Secret Santa is a game where a group of mutual friends are randomly assigned a partner to select a gift for.
We can represent this friend group with an undirected graph $G(V,E)$, where each vertex $v \in V$ represents a friend, and each edge $e \in E$ represents a friendship.
Traditionally, $G$ is a clique: There is one edge for each pair of friends. We define the Secret Santa graph $G'(V,E')$, a directed graph where there is one incoming and one outgoing edge per node.
Example of such a traditional G and a possible associated G': G with clique size 4 on the left; G' on the right.
Now consider a non-clique $G$. This could arise in real life due to restrictions (e.g. Friends $a$ and $d$ are partners and should not buy for one another, or they do not know one another.) We want to generate a possible Secret Santa graph $G'$ as defined above, if possible.
Example of such a graph $G$ and a possible $G'$: A non-clique G with an example G'.
We can also friend graphs $G$ that have no Secret Santa graph $G'$:
Are there names for such Secret Santa graphs $G'$, when the friend graph $G$ is not necessarily a clique?

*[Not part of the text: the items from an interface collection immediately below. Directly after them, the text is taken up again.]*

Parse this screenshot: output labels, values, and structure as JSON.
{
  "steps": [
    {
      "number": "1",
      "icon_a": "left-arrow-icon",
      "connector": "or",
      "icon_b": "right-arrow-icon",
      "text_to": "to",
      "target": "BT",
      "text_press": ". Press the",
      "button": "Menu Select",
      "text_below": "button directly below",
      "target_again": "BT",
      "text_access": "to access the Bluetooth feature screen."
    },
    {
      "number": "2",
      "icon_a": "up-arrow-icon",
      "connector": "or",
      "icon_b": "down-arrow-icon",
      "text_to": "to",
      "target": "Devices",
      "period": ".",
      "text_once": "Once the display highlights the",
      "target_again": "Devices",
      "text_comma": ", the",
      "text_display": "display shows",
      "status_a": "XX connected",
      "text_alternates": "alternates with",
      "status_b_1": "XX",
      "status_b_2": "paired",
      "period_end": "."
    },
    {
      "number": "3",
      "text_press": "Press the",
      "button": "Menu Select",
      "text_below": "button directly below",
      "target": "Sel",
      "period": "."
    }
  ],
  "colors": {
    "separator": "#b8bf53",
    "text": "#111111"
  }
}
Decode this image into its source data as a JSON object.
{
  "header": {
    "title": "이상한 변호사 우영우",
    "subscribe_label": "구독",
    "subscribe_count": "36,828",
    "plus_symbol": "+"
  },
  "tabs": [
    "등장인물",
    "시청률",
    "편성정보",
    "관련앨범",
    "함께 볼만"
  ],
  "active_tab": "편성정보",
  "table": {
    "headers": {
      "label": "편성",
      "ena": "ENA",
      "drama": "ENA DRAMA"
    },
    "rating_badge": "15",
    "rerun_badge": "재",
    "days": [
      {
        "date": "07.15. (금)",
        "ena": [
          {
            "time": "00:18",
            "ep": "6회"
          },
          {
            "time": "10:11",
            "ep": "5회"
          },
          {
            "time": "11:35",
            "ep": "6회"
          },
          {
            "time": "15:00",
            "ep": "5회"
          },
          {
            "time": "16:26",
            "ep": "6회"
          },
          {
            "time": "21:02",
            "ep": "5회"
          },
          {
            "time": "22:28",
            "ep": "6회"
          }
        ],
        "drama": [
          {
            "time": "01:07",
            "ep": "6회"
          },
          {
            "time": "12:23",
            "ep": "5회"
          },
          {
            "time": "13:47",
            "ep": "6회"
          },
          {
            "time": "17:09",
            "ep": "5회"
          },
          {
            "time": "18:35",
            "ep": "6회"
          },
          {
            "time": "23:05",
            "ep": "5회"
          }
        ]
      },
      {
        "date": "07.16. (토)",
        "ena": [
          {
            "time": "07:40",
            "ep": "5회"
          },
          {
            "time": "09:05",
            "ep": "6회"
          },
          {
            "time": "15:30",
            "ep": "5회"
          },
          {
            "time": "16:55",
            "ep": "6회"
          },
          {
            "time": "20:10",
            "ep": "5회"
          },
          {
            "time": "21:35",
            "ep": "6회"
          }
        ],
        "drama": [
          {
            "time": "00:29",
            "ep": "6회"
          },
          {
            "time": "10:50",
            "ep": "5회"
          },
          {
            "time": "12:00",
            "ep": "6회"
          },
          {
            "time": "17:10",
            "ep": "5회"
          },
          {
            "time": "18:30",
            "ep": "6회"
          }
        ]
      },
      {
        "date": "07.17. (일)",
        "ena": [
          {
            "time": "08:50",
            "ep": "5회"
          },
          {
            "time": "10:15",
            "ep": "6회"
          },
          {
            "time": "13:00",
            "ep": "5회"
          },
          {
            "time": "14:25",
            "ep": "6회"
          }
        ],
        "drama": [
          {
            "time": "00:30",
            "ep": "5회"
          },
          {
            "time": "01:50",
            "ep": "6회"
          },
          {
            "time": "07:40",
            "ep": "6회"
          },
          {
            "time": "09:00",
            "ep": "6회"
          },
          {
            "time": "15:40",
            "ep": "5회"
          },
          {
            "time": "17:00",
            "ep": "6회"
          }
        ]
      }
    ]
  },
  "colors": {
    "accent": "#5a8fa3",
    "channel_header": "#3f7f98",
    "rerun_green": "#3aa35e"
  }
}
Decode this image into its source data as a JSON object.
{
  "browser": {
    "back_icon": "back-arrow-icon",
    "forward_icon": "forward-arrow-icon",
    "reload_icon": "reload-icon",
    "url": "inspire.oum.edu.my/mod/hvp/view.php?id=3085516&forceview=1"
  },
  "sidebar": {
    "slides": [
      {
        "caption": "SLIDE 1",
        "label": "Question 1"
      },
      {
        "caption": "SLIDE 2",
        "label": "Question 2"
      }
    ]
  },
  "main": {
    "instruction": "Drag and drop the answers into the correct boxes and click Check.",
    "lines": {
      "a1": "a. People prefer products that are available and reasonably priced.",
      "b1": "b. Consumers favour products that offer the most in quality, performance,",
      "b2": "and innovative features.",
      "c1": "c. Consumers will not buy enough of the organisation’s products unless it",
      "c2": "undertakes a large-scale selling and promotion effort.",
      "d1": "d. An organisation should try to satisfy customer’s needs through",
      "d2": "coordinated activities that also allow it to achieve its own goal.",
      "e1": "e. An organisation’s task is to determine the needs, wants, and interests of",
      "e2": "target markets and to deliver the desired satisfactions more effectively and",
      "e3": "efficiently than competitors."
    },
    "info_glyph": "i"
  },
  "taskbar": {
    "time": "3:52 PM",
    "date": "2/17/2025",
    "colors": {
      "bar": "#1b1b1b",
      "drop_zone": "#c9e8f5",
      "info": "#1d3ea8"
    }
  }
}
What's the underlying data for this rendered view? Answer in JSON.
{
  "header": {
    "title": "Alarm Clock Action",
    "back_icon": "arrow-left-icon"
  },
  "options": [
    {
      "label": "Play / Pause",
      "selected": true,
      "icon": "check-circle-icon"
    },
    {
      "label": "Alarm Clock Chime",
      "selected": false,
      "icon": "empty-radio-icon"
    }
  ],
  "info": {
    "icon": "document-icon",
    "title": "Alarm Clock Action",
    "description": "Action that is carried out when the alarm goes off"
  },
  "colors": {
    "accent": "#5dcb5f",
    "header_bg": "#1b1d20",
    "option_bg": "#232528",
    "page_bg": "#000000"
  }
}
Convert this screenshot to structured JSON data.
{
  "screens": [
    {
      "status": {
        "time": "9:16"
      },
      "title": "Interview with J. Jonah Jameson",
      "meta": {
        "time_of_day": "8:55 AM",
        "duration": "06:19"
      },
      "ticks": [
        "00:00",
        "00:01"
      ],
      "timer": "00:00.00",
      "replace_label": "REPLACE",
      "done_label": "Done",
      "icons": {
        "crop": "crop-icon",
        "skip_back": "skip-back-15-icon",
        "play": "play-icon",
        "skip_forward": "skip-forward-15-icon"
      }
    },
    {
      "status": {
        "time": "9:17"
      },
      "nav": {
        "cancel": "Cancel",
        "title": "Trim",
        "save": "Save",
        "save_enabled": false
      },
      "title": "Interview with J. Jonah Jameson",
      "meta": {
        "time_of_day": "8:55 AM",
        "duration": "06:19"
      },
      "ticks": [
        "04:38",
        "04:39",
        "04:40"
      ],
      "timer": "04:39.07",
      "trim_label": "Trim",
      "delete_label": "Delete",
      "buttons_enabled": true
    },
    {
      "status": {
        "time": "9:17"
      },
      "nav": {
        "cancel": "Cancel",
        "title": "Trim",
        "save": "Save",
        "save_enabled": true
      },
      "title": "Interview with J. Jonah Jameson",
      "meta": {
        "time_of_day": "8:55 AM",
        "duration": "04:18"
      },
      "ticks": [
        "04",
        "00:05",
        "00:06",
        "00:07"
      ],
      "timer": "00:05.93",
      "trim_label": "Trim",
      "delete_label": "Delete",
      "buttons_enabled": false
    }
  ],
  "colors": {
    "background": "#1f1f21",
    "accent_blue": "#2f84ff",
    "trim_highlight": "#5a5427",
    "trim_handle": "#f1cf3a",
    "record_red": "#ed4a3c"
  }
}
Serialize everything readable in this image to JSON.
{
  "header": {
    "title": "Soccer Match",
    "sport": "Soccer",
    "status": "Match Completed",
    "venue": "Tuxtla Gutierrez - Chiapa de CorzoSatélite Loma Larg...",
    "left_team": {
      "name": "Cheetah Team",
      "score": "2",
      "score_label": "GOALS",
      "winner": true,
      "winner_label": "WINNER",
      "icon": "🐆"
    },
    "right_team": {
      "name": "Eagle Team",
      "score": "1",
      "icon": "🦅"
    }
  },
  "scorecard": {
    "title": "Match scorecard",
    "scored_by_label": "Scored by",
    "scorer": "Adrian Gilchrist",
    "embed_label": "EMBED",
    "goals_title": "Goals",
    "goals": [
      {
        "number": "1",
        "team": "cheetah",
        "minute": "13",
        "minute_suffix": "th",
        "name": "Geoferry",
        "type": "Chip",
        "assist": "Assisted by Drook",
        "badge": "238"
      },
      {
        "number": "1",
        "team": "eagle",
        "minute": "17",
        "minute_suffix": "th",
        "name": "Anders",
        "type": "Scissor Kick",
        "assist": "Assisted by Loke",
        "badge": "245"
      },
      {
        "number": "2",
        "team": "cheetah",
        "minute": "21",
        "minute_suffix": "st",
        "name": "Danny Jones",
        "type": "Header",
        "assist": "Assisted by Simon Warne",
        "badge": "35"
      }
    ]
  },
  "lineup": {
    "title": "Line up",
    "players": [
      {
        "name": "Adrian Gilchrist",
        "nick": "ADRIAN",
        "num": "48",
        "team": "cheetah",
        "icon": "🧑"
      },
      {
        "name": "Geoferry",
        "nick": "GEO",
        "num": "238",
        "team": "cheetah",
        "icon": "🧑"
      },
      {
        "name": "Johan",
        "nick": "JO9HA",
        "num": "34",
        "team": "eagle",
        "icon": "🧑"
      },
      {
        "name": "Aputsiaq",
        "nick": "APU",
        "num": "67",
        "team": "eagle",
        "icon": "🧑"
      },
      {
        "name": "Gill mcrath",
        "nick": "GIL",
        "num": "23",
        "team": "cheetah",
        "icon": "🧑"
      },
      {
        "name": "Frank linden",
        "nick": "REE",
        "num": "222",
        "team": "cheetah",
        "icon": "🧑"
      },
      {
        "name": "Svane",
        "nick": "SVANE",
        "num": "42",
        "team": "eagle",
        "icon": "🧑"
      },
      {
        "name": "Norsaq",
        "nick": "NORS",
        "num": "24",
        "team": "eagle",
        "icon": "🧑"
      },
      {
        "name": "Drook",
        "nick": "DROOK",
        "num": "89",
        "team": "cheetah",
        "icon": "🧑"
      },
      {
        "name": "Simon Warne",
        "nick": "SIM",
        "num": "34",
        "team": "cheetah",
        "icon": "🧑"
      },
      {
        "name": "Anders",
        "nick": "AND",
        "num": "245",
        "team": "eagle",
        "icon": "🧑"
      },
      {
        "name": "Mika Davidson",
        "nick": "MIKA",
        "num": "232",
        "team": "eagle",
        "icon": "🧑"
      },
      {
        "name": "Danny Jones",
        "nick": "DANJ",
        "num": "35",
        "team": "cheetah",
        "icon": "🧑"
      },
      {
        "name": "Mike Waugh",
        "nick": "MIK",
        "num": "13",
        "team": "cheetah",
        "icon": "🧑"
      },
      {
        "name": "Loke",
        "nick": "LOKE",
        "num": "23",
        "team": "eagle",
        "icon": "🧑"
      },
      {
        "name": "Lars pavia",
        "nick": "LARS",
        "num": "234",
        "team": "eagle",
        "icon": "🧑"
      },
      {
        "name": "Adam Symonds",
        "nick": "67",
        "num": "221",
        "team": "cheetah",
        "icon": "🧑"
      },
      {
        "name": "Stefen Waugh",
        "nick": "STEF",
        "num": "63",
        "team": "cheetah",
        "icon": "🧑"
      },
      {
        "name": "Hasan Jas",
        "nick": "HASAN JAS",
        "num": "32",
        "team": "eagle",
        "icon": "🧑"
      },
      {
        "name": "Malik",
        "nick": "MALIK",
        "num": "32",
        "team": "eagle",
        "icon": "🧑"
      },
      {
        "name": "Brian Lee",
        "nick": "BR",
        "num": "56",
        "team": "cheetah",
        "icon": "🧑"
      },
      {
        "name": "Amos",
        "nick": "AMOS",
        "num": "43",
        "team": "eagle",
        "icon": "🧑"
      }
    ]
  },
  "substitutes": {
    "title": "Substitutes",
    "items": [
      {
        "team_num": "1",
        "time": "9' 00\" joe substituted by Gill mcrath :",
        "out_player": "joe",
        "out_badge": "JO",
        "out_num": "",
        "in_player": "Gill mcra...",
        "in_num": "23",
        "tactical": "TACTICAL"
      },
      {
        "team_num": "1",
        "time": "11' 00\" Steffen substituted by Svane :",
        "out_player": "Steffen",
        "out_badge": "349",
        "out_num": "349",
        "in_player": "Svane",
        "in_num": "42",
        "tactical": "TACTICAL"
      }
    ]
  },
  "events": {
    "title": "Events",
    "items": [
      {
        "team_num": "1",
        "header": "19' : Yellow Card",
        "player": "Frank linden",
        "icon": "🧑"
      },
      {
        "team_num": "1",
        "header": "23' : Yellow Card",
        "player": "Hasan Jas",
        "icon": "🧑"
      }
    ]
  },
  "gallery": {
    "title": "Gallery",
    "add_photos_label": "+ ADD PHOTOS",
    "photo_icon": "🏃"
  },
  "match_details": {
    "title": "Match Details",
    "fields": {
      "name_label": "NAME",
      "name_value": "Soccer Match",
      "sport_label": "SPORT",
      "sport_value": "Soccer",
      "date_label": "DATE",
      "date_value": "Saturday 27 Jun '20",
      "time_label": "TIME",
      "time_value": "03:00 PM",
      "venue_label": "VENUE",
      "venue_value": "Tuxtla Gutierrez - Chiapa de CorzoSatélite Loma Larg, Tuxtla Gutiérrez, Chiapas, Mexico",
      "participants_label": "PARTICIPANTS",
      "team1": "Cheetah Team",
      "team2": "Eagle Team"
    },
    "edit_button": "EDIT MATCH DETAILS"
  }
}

If so, are there any papers with algorithms and runtimes on how to find such graphs?